● Requirement: What lines of the data include the string "Program"? Copy them all.
——
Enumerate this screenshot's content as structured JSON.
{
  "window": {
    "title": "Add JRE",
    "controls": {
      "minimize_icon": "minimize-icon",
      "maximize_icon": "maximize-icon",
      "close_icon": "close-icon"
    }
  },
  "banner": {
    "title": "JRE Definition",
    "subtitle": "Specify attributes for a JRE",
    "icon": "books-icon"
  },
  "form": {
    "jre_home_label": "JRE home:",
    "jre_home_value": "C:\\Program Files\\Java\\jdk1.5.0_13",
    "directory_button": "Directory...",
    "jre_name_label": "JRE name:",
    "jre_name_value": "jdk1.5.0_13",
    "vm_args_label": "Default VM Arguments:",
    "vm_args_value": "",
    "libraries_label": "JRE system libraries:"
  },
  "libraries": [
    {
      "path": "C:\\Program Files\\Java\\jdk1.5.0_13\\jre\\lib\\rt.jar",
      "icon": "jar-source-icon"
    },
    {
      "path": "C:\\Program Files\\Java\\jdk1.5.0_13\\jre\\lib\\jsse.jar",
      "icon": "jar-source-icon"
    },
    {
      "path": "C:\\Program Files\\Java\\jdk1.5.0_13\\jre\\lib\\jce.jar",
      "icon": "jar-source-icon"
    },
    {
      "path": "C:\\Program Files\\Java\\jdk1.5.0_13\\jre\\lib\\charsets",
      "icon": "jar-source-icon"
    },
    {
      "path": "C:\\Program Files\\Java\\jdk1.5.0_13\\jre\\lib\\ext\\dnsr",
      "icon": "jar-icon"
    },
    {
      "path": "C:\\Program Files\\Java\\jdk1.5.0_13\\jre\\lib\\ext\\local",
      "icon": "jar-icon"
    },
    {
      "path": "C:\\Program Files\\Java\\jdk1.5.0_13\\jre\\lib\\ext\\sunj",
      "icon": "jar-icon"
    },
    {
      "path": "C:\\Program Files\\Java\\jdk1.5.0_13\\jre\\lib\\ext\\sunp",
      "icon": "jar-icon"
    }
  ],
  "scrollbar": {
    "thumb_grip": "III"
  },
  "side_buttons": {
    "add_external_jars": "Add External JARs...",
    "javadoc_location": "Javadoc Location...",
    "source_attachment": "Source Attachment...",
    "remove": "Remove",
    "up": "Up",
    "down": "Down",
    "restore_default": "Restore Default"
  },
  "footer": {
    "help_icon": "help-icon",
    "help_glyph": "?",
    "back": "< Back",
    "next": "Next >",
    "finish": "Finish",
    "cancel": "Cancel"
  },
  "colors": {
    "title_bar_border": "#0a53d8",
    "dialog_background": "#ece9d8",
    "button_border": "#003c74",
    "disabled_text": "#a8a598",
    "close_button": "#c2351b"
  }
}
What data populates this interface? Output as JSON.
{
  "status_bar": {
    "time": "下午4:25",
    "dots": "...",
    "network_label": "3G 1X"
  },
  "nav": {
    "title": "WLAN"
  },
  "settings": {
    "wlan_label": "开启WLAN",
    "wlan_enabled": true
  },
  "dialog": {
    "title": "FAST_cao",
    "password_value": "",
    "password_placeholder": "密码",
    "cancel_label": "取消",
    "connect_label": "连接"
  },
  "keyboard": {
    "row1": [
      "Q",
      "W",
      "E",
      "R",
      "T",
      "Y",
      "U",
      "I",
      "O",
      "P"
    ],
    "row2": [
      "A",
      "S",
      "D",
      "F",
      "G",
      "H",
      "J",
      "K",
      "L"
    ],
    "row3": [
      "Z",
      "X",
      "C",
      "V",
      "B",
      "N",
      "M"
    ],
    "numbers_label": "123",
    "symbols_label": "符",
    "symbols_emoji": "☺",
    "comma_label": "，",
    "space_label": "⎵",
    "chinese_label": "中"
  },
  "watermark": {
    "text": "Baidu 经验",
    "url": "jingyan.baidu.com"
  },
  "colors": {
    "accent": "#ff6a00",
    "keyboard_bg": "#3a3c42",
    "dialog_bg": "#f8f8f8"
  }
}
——
● Solution to this task:
    "jre_home_value": "C:\\Program Files\\Java\\jdk1.5.0_13",
      "path": "C:\\Program Files\\Java\\jdk1.5.0_13\\jre\\lib\\rt.jar",
      "path": "C:\\Program Files\\Java\\jdk1.5.0_13\\jre\\lib\\jsse.jar",
      "path": "C:\\Program Files\\Java\\jdk1.5.0_13\\jre\\lib\\jce.jar",
      "path": "C:\\Program Files\\Java\\jdk1.5.0_13\\jre\\lib\\charsets",
      "path": "C:\\Program Files\\Java\\jdk1.5.0_13\\jre\\lib\\ext\\dnsr",
      "path": "C:\\Program Files\\Java\\jdk1.5.0_13\\jre\\lib\\ext\\local",
      "path": "C:\\Program Files\\Java\\jdk1.5.0_13\\jre\\lib\\ext\\sunj",
      "path": "C:\\Program Files\\Java\\jdk1.5.0_13\\jre\\lib\\ext\\sunp",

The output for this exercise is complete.